# [WHAT IS REQUIRED]
Would you copy each line of the data below that has "title"?

# [ENTRIES SHOWN]
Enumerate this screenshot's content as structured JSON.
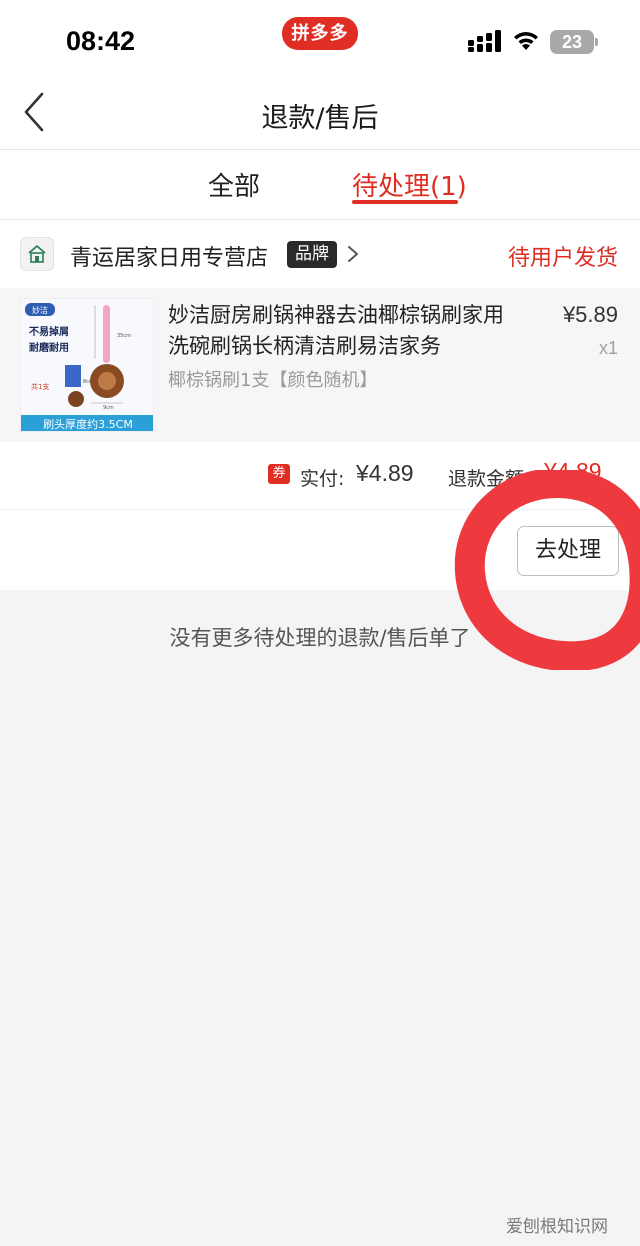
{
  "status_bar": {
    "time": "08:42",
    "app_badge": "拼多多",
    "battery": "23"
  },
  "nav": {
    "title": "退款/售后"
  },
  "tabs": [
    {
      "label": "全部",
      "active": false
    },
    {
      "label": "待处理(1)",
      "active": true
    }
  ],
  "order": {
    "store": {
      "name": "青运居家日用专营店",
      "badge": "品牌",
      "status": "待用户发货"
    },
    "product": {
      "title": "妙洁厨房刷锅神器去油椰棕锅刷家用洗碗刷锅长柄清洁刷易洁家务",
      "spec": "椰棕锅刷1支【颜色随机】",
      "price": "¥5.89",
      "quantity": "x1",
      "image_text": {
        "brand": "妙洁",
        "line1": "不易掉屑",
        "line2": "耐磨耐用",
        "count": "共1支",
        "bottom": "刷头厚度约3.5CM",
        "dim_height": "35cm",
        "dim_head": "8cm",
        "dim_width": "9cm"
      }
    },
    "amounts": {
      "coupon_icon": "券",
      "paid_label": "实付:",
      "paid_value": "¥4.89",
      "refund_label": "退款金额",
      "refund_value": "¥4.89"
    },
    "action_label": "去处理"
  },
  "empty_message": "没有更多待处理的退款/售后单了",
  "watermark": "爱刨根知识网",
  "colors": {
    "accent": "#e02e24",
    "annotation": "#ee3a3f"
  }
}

# [ANSWER SPACE]
    "title": "退款/售后"
      "title": "妙洁厨房刷锅神器去油椰棕锅刷家用洗碗刷锅长柄清洁刷易洁家务",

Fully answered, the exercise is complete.